WORK TO COMPLETE: Please write out all of the entries beneath this line exactly, skipping the pictures.

STORED DATA:
┌──

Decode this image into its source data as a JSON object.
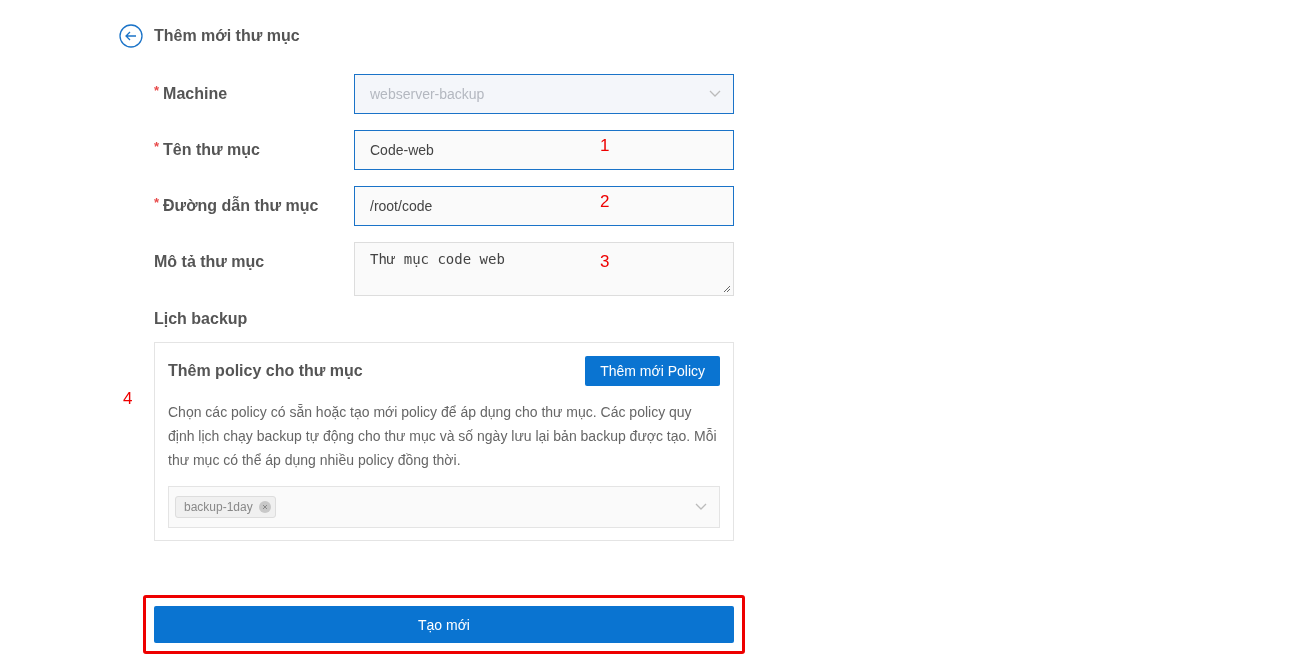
{
  "header": {
    "title": "Thêm mới thư mục"
  },
  "fields": [
    {
      "kind": "select",
      "label": "Machine",
      "required_mark": "*",
      "disabled": true,
      "value": "webserver-backup"
    },
    {
      "kind": "input",
      "label": "Tên thư mục",
      "required_mark": "*",
      "value": "Code-web",
      "annotation": "1"
    },
    {
      "kind": "input",
      "label": "Đường dẫn thư mục",
      "required_mark": "*",
      "value": "/root/code",
      "annotation": "2"
    },
    {
      "kind": "textarea",
      "label": "Mô tả thư mục",
      "value": "Thư mục code web",
      "annotation": "3"
    }
  ],
  "schedule": {
    "label": "Lịch backup",
    "panel": {
      "title": "Thêm policy cho thư mục",
      "button": "Thêm mới Policy",
      "description": "Chọn các policy có sẵn hoặc tạo mới policy để áp dụng cho thư mục. Các policy quy định lịch chạy backup tự động cho thư mục và số ngày lưu lại bản backup được tạo. Mỗi thư mục có thể áp dụng nhiều policy đồng thời.",
      "tags": [
        "backup-1day"
      ]
    },
    "annotation": "4"
  },
  "submit": {
    "label": "Tạo mới",
    "highlighted": true
  }
}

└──

ANSWER TO THIS TASK:
Decode this image into its source data as a JSON object.
{
  "header": {
    "title": "Thêm mới thư mục"
  },
  "fields": [
    {
      "kind": "select",
      "label": "Machine",
      "required_mark": "*",
      "disabled": true,
      "value": "webserver-backup"
    },
    {
      "kind": "input",
      "label": "Tên thư mục",
      "required_mark": "*",
      "value": "Code-web",
      "annotation": "1"
    },
    {
      "kind": "input",
      "label": "Đường dẫn thư mục",
      "required_mark": "*",
      "value": "/root/code",
      "annotation": "2"
    },
    {
      "kind": "textarea",
      "label": "Mô tả thư mục",
      "value": "Thư mục code web",
      "annotation": "3"
    }
  ],
  "schedule": {
    "label": "Lịch backup",
    "panel": {
      "title": "Thêm policy cho thư mục",
      "button": "Thêm mới Policy",
      "description": "Chọn các policy có sẵn hoặc tạo mới policy để áp dụng cho thư mục. Các policy quy định lịch chạy backup tự động cho thư mục và số ngày lưu lại bản backup được tạo. Mỗi thư mục có thể áp dụng nhiều policy đồng thời.",
      "tags": [
        "backup-1day"
      ]
    },
    "annotation": "4"
  },
  "submit": {
    "label": "Tạo mới",
    "highlighted": true
  }
}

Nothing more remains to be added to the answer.